- Adult tooth – Unlike a baby tooth that is knocked out, an adult tooth should be put back into the socket. After you find the tooth, hold it by the crown, (top), not the root. If the booth looks dirty, rinse the root briefly with water. Do not scrub the tooth or remove any attached bits of tissue.
If possible, gently insert and hold the tooth in its socket with a clean washcloth or gauze pad. If this isn’t possible, see if the child can hold the tooth in the cheek or under the tongue. If that does not work either, put the tooth in a container with milk, saliva, saline (salt) solution, or an emergency tooth preservation kit. If none of these liquids is available, put the tooth in water.
Take your child to the dentist as quickly as you can. It’s best to see a dentist within 30 minutes. Don’t forget to bring the tooth and any tooth pieces you can find!
- Broken or cracked tooth – Rinse the mouth with warm water to keep the area dean. Put a cold compress (like an ice pack or a washcloth with ice wrapped inside) on the face to reduce swelling. Go to the dentist right away. If you can find the broken tooth piece, bring it with you to the dentist. Wrap it in some wet gauze or a wet towel if possible.
- Bitten Tongue or Lip – Clean the area gently with a cloth and place a cold compress on the area to keep swelling down. If there is a lot of bleeding or if it doesn’t stop after a short time, take your child to a dentist or an emergency center.
- Objects Caught Between Teeth – Gently cry to remove the object with dental floss. If that doesn’t work, go to the dentist. Do not try to remove the object with a sharp or pointed instrument.
- Toothache or swollen face – Rinse the mouth with warm water to clean it out. Give your child what you would normally give her for pain. Do not put any medication directly on the aching tooth or gums. Take your child to the dentist as soon as you can. If your child’s face is swollen, take your child to your dentist or physician. Swelling of the face can be a sign of serious infection. Do not delay.

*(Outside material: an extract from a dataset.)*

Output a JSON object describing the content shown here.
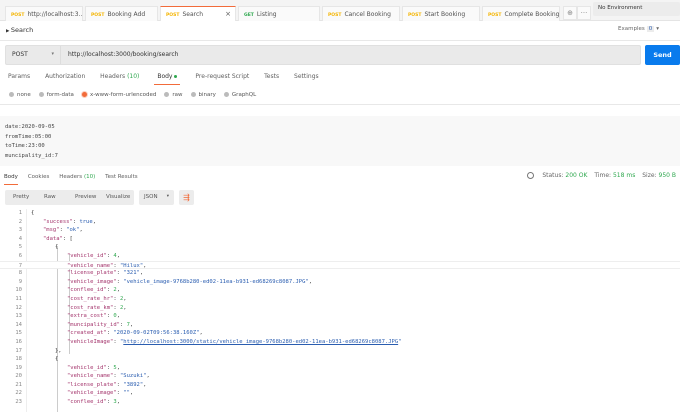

- Possible Broken Jaw – Apply a cold compress to control swelling. Take your child to the dentist or an emergency center right away.